Ben Cathey, PE, McGill Senior Project Manager, said that his team is currently working on the schematic design, which will be completed in early March. At that point, NCWRC must finalize its funding for the remainder of the project.
The schematic design for the site includes survey, evaluation of flood information, existing infrastructure location and capacity, and discussions with facility staff on specific layout of well treatment, as well as administration and hatchery buildings.
While designing and working on this exciting project, McGill’s engineers will tackle many intricate problems. Through surface area diversions, water is supplied from the Davidson River and Grogan Creek to the hatchery. A major challenge will be designing how to pull water from up the river and – without the use of pumps – have it flow into the hatchery, through the facility, and then exit out back into the river.
“Hydraulics have been the most challenging issue with this project,” Seaman said. “The water flowing through the hatchery is not reliant on power, so the system needs to work, whether its powered on or not. This requires very detailed calculations that must be checked by multiple engineers. Since gravity only works one way, there’s no room for mistakes.”
Protecting the harvest
It will be imperative to the hatchery to make sure the water will consistently and continually flow through the facility so that there is no risk of killing the fish. Seaman explained that if water flow was to stop for even ten minutes, the year’s entire harvest of fish could be lost, showing the critical need to ensure every step is executed without error.
McGill is honored to be a part of this significant project that will affect not only the hatchery, itself, but also the surrounding counties and the state, as a whole.
Learn more about the Bobby N. Setzer Fish Hatchery and the North Carolina Wildlife Resources Commission at ncwildlife.org. To read about McGill’s civil engineering services, visit mcgillassociates.com.
2. Douglas, Chris. Carolina ALL OUT. “Stocking Trout in North Carolina.” YouTube: N.C. Wildlife Resource Commission. August 27, 2019. https://www.youtube.com/watch?v=zb_ts_4aV30
3. Douglas, Chris. Carolina ALL OUT. “Stocking Trout in North Carolina.” YouTube: N.C. Wildlife Resources Commission. August 27, 2019. https://www.youtube.com/watch?v=zb_ts_4aV30

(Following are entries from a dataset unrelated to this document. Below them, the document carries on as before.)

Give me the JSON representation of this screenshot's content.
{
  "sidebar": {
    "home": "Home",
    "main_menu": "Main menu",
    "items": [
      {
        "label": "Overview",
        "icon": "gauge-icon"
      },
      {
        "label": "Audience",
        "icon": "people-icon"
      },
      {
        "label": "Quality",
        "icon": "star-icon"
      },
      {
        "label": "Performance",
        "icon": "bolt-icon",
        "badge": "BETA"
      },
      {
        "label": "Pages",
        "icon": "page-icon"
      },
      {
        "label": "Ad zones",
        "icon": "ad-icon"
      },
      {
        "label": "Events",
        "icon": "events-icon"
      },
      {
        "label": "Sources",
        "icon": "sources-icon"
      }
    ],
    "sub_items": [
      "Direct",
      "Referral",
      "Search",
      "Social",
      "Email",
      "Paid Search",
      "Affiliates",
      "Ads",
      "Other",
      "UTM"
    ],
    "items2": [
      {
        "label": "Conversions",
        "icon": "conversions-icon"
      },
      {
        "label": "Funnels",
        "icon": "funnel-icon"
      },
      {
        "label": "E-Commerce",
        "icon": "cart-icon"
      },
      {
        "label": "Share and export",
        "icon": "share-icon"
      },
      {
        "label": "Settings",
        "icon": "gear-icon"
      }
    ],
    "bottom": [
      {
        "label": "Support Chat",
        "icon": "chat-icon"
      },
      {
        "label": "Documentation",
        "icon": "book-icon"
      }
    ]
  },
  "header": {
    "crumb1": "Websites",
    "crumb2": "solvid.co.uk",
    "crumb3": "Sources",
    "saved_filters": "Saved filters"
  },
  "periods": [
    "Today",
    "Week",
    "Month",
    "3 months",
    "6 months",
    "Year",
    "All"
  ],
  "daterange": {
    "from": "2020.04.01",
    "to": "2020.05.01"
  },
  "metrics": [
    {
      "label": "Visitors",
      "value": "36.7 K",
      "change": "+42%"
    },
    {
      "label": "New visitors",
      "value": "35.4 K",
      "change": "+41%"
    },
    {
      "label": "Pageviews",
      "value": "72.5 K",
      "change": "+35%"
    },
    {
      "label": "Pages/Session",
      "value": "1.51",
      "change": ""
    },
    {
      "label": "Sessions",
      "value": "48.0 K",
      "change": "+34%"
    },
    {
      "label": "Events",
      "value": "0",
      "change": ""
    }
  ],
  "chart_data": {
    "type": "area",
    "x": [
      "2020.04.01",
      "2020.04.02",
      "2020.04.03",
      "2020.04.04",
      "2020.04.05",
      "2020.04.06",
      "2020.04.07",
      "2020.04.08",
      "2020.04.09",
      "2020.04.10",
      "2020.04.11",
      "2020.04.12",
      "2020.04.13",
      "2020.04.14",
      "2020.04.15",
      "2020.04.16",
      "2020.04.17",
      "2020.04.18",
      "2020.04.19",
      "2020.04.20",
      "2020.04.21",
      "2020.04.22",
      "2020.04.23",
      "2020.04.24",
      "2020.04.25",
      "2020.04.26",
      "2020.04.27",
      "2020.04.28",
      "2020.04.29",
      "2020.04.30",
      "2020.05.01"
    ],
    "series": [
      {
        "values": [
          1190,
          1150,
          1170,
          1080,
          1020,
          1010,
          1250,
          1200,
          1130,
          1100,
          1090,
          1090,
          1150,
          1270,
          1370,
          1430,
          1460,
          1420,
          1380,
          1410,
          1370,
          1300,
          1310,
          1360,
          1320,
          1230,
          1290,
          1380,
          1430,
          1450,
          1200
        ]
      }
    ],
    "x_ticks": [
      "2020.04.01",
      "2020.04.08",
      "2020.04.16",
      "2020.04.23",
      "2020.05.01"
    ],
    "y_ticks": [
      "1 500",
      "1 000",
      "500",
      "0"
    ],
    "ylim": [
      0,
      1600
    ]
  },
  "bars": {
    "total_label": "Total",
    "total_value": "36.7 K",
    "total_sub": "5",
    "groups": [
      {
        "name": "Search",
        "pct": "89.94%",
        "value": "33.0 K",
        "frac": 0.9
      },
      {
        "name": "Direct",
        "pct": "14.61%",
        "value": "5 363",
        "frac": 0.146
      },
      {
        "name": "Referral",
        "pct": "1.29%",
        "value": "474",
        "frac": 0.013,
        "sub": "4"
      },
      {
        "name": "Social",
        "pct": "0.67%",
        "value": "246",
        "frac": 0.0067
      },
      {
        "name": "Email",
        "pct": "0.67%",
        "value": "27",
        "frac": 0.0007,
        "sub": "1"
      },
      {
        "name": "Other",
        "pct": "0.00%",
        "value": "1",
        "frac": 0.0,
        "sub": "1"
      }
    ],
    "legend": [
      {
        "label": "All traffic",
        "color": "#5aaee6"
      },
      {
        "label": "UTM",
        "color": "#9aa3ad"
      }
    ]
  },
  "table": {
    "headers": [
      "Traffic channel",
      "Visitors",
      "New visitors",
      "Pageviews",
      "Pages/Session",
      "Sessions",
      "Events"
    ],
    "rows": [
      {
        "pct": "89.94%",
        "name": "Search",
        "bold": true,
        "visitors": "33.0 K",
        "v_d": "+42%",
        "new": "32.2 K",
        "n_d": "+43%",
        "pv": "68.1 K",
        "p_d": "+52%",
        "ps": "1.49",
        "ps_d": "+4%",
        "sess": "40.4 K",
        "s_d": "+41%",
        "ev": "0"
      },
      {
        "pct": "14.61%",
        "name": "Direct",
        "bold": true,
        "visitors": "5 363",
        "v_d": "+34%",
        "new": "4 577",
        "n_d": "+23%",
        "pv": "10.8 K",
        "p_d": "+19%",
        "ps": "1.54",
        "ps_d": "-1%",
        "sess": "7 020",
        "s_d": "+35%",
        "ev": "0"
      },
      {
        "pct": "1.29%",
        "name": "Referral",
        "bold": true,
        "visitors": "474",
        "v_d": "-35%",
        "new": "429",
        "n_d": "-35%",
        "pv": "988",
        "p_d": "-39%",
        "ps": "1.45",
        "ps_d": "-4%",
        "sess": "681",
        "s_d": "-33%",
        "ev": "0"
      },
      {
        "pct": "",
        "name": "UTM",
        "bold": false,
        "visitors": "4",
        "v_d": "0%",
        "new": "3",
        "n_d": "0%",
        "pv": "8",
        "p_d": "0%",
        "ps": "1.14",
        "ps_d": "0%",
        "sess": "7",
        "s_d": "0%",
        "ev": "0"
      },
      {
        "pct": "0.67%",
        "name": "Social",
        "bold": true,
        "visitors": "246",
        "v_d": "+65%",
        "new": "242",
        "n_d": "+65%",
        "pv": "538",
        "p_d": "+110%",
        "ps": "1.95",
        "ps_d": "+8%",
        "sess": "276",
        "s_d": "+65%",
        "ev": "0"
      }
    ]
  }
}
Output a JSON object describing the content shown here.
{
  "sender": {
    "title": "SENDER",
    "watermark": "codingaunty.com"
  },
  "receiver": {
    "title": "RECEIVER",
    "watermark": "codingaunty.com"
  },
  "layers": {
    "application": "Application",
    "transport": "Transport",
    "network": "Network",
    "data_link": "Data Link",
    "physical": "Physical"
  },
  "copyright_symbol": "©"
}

4: Responsive Management and Southwick Associates. “Mountain Trout Fishing: Economic Impacts on and Contributions to North Carolina’s Economy.” 2015. https://www.ncwildlife.org/Portals/0/Fishing/documents/Mountain%20Trout%20Fishing%20Economic%20Impacts%20on%20and%20Contributions%20to%20North%20Carolinas%20Economy.pdf